Scan the entries below for the word "time". Copy out every line in which it occurs.

Source records:

________

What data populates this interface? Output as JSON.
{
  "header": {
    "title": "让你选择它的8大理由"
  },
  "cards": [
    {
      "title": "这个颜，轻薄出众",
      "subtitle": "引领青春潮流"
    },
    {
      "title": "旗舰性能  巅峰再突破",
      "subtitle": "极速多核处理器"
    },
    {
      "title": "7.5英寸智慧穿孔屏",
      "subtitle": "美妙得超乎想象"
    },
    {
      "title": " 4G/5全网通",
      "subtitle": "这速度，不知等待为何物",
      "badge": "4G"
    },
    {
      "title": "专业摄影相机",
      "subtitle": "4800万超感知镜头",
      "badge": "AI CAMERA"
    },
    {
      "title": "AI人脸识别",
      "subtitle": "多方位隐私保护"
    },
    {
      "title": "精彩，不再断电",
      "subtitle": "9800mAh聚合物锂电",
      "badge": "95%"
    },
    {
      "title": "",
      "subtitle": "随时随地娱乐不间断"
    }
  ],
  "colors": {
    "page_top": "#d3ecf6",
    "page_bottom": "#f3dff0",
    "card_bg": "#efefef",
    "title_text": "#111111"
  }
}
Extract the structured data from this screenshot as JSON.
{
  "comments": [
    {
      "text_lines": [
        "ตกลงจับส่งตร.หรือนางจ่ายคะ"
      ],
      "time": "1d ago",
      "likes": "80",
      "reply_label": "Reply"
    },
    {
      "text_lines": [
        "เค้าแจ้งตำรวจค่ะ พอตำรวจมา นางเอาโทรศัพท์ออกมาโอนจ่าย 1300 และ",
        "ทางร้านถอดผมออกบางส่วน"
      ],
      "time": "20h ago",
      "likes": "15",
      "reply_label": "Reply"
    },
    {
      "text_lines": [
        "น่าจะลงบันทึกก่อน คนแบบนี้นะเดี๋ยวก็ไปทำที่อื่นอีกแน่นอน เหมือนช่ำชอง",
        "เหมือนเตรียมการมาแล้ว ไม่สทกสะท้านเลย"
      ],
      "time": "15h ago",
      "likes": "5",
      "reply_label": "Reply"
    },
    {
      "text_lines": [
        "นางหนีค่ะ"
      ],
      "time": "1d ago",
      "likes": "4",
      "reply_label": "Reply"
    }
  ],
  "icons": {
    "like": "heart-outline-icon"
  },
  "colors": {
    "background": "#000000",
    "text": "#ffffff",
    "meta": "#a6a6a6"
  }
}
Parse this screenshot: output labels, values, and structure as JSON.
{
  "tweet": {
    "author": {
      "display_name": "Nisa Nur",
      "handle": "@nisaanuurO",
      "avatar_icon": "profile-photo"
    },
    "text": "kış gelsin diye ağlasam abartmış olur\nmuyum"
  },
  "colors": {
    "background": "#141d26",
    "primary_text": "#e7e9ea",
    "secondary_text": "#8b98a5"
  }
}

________

Result of this task:
      "time": "1d ago",
      "time": "20h ago",
      "time": "15h ago",
      "time": "1d ago",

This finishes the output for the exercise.